Our next trick-or-treaters consisted of two little boys under six, and a baby-in-arms. Our next door neighbors. They must have heard the screaming because they stood at the sidewalk and yelled trick-or-treat in our direction. Their Dad was with him and we knew him pretty well. He just shook his head at Sassy Rick jumping around and thumping his chest. I walked out to the sidewalk to give them candy because they weren’t coming any closer.
“What is Rick doing?”
“Happy Halloween! We really like Halloween! We decided to dress up.”
“I see that. Have fun,” he said shaking his head. “Rick, don’t hurt yourself now.”
We ate some more candy.
We didn’t get any other kids for awhile. I told Rick it was because we were on a cul-de-sac. He was sort of deflated because no one was seeing all of his best gorilla moves. So when people DID come down the street, he was jumping around on the lawn way too soon, and if I didn’t chase them down they weren’t even getting close.
He finally agreed to come inside to eat the chili and take a break.
We got an honest knock at the door, but they ran away when Rick jumped up and threw his mask back on before answering. I didn’t even get to chase that group down with the candy. They were GONE.
By the time we ate, the wave of children and tweens had dwindled, with virtually none of them getting within 50 yards of our house. The only trick-or-treaters left were the teenagers. You know them. They are the ones with pillow cases dressed as themselves, because they are too cool for costumes. Rick decided that it was time for the Gorilla to take out all the stops.

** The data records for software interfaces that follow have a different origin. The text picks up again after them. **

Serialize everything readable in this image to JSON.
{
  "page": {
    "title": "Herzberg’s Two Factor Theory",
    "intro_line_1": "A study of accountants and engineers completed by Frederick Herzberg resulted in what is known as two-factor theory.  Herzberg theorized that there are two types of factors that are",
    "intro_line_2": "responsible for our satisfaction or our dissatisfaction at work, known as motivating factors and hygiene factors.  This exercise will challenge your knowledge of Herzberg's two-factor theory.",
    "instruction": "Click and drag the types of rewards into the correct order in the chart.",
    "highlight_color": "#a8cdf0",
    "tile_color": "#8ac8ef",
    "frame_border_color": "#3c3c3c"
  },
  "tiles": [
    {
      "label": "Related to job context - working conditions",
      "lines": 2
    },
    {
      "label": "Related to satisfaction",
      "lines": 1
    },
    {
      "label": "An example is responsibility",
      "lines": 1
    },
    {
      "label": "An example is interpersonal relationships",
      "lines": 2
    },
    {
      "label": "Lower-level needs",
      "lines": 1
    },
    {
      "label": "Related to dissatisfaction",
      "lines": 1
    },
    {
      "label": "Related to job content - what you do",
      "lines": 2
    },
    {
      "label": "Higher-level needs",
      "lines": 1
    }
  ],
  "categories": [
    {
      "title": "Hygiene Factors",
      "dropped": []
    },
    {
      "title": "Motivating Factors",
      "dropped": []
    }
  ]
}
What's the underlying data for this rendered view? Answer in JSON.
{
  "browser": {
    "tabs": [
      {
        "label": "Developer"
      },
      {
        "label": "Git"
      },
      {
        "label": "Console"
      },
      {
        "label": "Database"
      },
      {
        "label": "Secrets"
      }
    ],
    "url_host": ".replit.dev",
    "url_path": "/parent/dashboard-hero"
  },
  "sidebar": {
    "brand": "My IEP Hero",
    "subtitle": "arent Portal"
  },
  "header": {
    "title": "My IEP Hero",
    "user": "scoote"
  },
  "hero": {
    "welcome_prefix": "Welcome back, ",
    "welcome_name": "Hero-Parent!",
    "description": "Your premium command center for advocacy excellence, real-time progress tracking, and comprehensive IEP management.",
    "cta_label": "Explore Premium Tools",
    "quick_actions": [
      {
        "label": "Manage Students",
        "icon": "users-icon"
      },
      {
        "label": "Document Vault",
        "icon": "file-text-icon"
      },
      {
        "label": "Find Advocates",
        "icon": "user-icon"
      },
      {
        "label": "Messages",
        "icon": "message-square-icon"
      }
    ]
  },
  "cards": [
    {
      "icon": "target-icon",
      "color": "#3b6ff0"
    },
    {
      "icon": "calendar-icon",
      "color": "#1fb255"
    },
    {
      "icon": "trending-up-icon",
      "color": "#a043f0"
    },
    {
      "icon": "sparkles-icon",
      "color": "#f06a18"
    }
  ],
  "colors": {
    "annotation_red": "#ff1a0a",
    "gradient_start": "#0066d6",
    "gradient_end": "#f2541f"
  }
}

The music was turned up to full blast and he hid behind the car in the driveway. This gave him a good vantage point to see the teens approach without being seen himself. With each group he waited for them to get to the door before he would jump out.
Invariably he got a reaction he was not wanting.
“’Sup?” said one kid, completely nonplussed. The rest of his group just stared. I gave them extra candy so they would leave immediately.
Another group just laughed, “Dude, that is radical.” Rick offered to let him try on the coconuts. We all ate some candy and discussed the best costumes.
The final group jumped back into Rick’s face when he jumped out at them. I was afraid they might pull an actual weapon out so I intervened and gave them all the rest of the candy.
Lights out. Music off. Costumes off.
Rick was so disappointed.
“I just wanted to scare people and have fun.”
Famous. Last. Words.
Fast-forward to Halloween 1992. Chili made. Candy ready. No costumes. We decided just to be adults and hand out the candy – no expectations.
Our first knocker was a mother. She was literally dragging a blond haired Barbie doll behind her by the arm. The girl was screaming and crying.
We answered the door and were puzzled.
The mother looked right at Rick. “Look what you did!” she screamed. “You and your stupid gorilla costume scared her so bad that she has had nightmares about gorillas for a year. She is terrified! She won’t even go trick or treating.”
I gave Barbie the whole basket of candy, apologized to her mother and glared at Rick.
After she left it was lights out.
I really hope the Ladybug Barbie outgrew her fear of Halloween. And Gorillas.
Moral of the story: Halloween is for the KIDS. Scaring little kids is not ok. Eating their candy is cool though.
More from parenting